Japan were dominating possession – as was the case in their previous two games – but offering little in the way of penetration. Yoshito Okubo, twisting and turning on the edge of the area, saw his shot blocked and Keisuke Honda was unlucky with a whipped left-footed free-kick – the less said about his previous two set-piece efforts the better – that skipped past Ospina’s far upright.
Colombia, as ever, were happy to sit deep and break with alacrity. They should have doubled their lead three minutes before the interval but Martínez, after Santiago Arias and Ramos combined neatly on the right, dragged wide from 10 yards with the goal yawning invitingly in front of him. It was a bad miss and became more significant moments later. Honda, on whom so much depends for Japan, cut back onto his left foot and swung in a cross towards the near post. The ball was slightly behind Shinji Okazaki but he did well to get in front of his marker, Carlos Valdés, and steer a twisting header inside the near post.

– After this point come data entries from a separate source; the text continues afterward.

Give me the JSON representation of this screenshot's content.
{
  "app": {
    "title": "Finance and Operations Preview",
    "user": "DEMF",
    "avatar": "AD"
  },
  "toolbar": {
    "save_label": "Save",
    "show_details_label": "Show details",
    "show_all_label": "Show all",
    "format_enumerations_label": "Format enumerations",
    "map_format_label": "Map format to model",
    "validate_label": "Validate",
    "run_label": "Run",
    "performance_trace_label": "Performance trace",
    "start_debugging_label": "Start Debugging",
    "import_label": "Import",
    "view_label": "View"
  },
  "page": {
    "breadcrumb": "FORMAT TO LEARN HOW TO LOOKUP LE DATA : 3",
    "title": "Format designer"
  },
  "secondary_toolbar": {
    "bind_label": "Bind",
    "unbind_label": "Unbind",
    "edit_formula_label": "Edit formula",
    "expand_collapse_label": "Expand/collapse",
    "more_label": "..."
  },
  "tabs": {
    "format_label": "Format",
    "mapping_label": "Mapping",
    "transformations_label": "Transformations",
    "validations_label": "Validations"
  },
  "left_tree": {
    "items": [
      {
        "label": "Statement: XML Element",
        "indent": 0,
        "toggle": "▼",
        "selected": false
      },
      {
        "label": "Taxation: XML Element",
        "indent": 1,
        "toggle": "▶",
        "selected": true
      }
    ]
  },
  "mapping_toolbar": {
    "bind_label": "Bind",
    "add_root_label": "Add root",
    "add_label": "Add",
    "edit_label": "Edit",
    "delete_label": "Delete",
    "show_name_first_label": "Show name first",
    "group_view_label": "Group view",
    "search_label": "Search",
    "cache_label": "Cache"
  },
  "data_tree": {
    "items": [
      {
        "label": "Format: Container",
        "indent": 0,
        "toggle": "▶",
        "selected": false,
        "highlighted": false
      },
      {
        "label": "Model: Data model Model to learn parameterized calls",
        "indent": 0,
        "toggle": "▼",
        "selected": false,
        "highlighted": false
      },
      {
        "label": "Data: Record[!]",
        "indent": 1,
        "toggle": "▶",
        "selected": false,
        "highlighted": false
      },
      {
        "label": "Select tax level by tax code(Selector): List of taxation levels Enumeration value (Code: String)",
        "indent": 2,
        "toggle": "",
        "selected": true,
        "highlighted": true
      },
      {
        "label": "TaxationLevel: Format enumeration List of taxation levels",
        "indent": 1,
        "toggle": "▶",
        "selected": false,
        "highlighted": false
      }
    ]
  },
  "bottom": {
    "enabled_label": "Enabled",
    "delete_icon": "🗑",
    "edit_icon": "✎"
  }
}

That was the last action of the first half and ought to have given Japan a huge lift, but it was Colombia who struck again. Rodríguez, on for Juan Fernando Quintero, had delivered a delicious free-kick moments earlier that somehow eluded a line of Colombian players. His next contribution was more gratefully accepted. Receiving the ball on the edge of the area from Santiago Arias, Rodríguez could easily have shot but instead showed superb awareness to flick the ball with the outside of his boot into the path of Jackson Martínez. This time the striker made no mistake. Japan pressed for a second equaliser but the game was up for them when Martinez coolly curled into the far corner after a sublime reverse pass from Rodríguez. The Monaco playmaker then delivered the coup de grace when he dinked the ball over Eiji Kawashima.